The secret to "Finishing Rich" is Step 7, Automation. Once you create a system, set it and forget it, you will be much less likely to miss bill payments, 529 contributions and retirement contributions.
Step 8 focuses on mortgage and provides options for anyone purchasing a home to someone who is in default.
Step 9 discusses college funds and how to navigate those waters no matter how old your child is. David even provides ways to have other people contribute to your college savings.
Step 10 is the last of this series and gives you 25 ways to save $5k. Some of these will work for you and some won't. I don't think anyone will be able to use all 25 ways.
Step 10 is followed by a chapter on giving. It lists a number of charities and even if you can't give $$ it discusses ways you can give your time.

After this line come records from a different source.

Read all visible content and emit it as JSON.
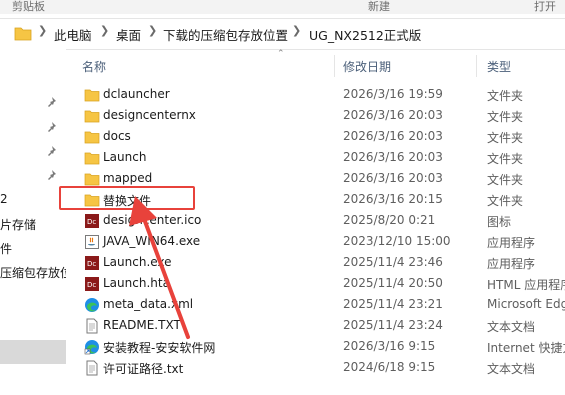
{
  "ribbon": {
    "left_label": "剪贴板",
    "mid_label": "新建",
    "right_label": "打开"
  },
  "breadcrumb": [
    "此电脑",
    "桌面",
    "下载的压缩包存放位置",
    "UG_NX2512正式版"
  ],
  "columns": {
    "name": "名称",
    "date": "修改日期",
    "type": "类型"
  },
  "nav": [
    {
      "label": "2"
    },
    {
      "label": "片存储"
    },
    {
      "label": "件"
    },
    {
      "label": "压缩包存放位"
    }
  ],
  "files": [
    {
      "name": "dclauncher",
      "date": "2026/3/16 19:59",
      "type": "文件夹",
      "icon": "folder-icon"
    },
    {
      "name": "designcenternx",
      "date": "2026/3/16 20:03",
      "type": "文件夹",
      "icon": "folder-icon"
    },
    {
      "name": "docs",
      "date": "2026/3/16 20:03",
      "type": "文件夹",
      "icon": "folder-icon"
    },
    {
      "name": "Launch",
      "date": "2026/3/16 20:03",
      "type": "文件夹",
      "icon": "folder-icon"
    },
    {
      "name": "mapped",
      "date": "2026/3/16 20:03",
      "type": "文件夹",
      "icon": "folder-icon"
    },
    {
      "name": "替换文件",
      "date": "2026/3/16 20:15",
      "type": "文件夹",
      "icon": "folder-icon"
    },
    {
      "name": "designcenter.ico",
      "date": "2025/8/20 0:21",
      "type": "图标",
      "icon": "dc-app-icon"
    },
    {
      "name": "JAVA_WIN64.exe",
      "date": "2023/12/10 15:00",
      "type": "应用程序",
      "icon": "java-exe-icon"
    },
    {
      "name": "Launch.exe",
      "date": "2025/11/4 23:46",
      "type": "应用程序",
      "icon": "dc-app-icon"
    },
    {
      "name": "Launch.hta",
      "date": "2025/11/4 20:50",
      "type": "HTML 应用程序",
      "icon": "dc-app-icon"
    },
    {
      "name": "meta_data.xml",
      "date": "2025/11/4 23:21",
      "type": "Microsoft Edge",
      "icon": "edge-icon"
    },
    {
      "name": "README.TXT",
      "date": "2025/11/4 23:24",
      "type": "文本文档",
      "icon": "text-file-icon"
    },
    {
      "name": "安装教程-安安软件网",
      "date": "2026/3/16 9:15",
      "type": "Internet 快捷方",
      "icon": "edge-shortcut-icon"
    },
    {
      "name": "许可证路径.txt",
      "date": "2024/6/18 9:15",
      "type": "文本文档",
      "icon": "text-file-icon"
    }
  ],
  "annotation_color": "#e8423b",
  "folder_color": "#f6c544"
}
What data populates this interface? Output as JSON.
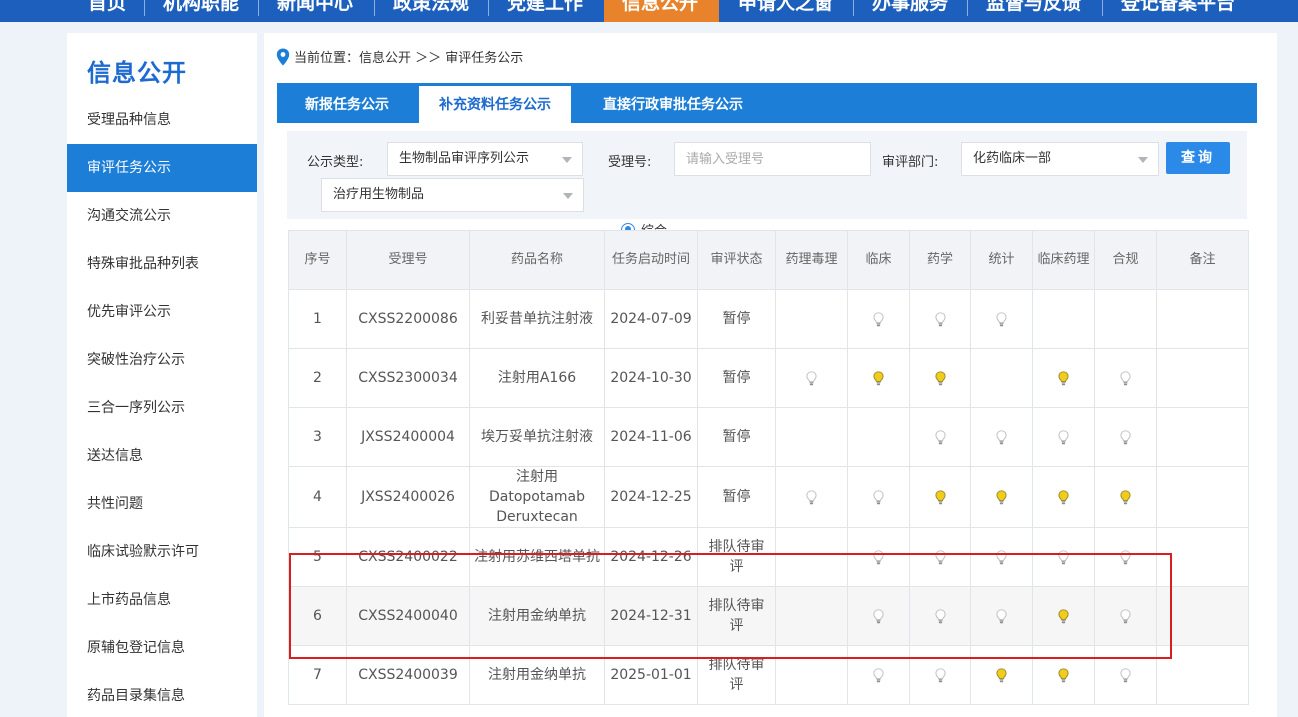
{
  "topnav": {
    "items": [
      {
        "label": "首页",
        "active": false
      },
      {
        "label": "机构职能",
        "active": false
      },
      {
        "label": "新闻中心",
        "active": false
      },
      {
        "label": "政策法规",
        "active": false
      },
      {
        "label": "党建工作",
        "active": false
      },
      {
        "label": "信息公开",
        "active": true
      },
      {
        "label": "申请人之窗",
        "active": false
      },
      {
        "label": "办事服务",
        "active": false
      },
      {
        "label": "监督与反馈",
        "active": false
      },
      {
        "label": "登记备案平台",
        "active": false
      }
    ]
  },
  "sidebar": {
    "title": "信息公开",
    "items": [
      {
        "label": "受理品种信息",
        "active": false
      },
      {
        "label": "审评任务公示",
        "active": true
      },
      {
        "label": "沟通交流公示",
        "active": false
      },
      {
        "label": "特殊审批品种列表",
        "active": false
      },
      {
        "label": "优先审评公示",
        "active": false
      },
      {
        "label": "突破性治疗公示",
        "active": false
      },
      {
        "label": "三合一序列公示",
        "active": false
      },
      {
        "label": "送达信息",
        "active": false
      },
      {
        "label": "共性问题",
        "active": false
      },
      {
        "label": "临床试验默示许可",
        "active": false
      },
      {
        "label": "上市药品信息",
        "active": false
      },
      {
        "label": "原辅包登记信息",
        "active": false
      },
      {
        "label": "药品目录集信息",
        "active": false
      }
    ]
  },
  "breadcrumb": {
    "text": "当前位置：信息公开 ＞＞ 审评任务公示"
  },
  "tabs": [
    {
      "label": "新报任务公示",
      "active": false
    },
    {
      "label": "补充资料任务公示",
      "active": true
    },
    {
      "label": "直接行政审批任务公示",
      "active": false
    }
  ],
  "filter": {
    "type_label": "公示类型:",
    "type_value": "生物制品审评序列公示",
    "subtype_value": "治疗用生物制品",
    "accept_label": "受理号:",
    "accept_placeholder": "请输入受理号",
    "dept_label": "审评部门:",
    "dept_value": "化药临床一部",
    "query_button": "查询",
    "radio_label": "综合"
  },
  "table": {
    "headers": [
      "序号",
      "受理号",
      "药品名称",
      "任务启动时间",
      "审评状态",
      "药理毒理",
      "临床",
      "药学",
      "统计",
      "临床药理",
      "合规",
      "备注"
    ],
    "rows": [
      {
        "no": "1",
        "accept": "CXSS2200086",
        "name": "利妥昔单抗注射液",
        "date": "2024-07-09",
        "status": "暂停",
        "bulbs": [
          "none",
          "gray",
          "gray",
          "gray",
          "none",
          "none"
        ],
        "note": ""
      },
      {
        "no": "2",
        "accept": "CXSS2300034",
        "name": "注射用A166",
        "date": "2024-10-30",
        "status": "暂停",
        "bulbs": [
          "gray",
          "yellow",
          "yellow",
          "none",
          "yellow",
          "gray"
        ],
        "note": ""
      },
      {
        "no": "3",
        "accept": "JXSS2400004",
        "name": "埃万妥单抗注射液",
        "date": "2024-11-06",
        "status": "暂停",
        "bulbs": [
          "none",
          "none",
          "gray",
          "gray",
          "gray",
          "gray"
        ],
        "note": ""
      },
      {
        "no": "4",
        "accept": "JXSS2400026",
        "name": "注射用 Datopotamab Deruxtecan",
        "date": "2024-12-25",
        "status": "暂停",
        "bulbs": [
          "gray",
          "gray",
          "yellow",
          "yellow",
          "yellow",
          "yellow"
        ],
        "note": ""
      },
      {
        "no": "5",
        "accept": "CXSS2400022",
        "name": "注射用苏维西塔单抗",
        "date": "2024-12-26",
        "status": "排队待审评",
        "bulbs": [
          "none",
          "gray",
          "gray",
          "gray",
          "gray",
          "gray"
        ],
        "note": ""
      },
      {
        "no": "6",
        "accept": "CXSS2400040",
        "name": "注射用金纳单抗",
        "date": "2024-12-31",
        "status": "排队待审评",
        "bulbs": [
          "none",
          "gray",
          "gray",
          "gray",
          "yellow",
          "gray"
        ],
        "note": ""
      },
      {
        "no": "7",
        "accept": "CXSS2400039",
        "name": "注射用金纳单抗",
        "date": "2025-01-01",
        "status": "排队待审评",
        "bulbs": [
          "none",
          "gray",
          "gray",
          "yellow",
          "yellow",
          "gray"
        ],
        "note": ""
      }
    ]
  },
  "colors": {
    "nav_blue": "#1c5fbc",
    "nav_active": "#e8832b",
    "accent_blue": "#1c7ed6",
    "bulb_yellow": "#f0cc1c",
    "bulb_gray": "#bdbdbd",
    "highlight_red": "#d81e1e"
  }
}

In the last Chapter Dave tells us what motivated him to write "Start Over, Finish Rich" and his experiences with having to "reboot" his life, his business and his thought processes in order to truly start over and make this book happen.
Overall, this book was very helpful and I like the fact that it was action oriented. It took a little longer than I planned to actually finish the book but I took the time out to actually perform many of the steps recommended by David. Not everything in this book is for everyone but it forced me to take a look at the major areas of my finances and tweak where needed. This was an easy read that actually made taking these steps painless.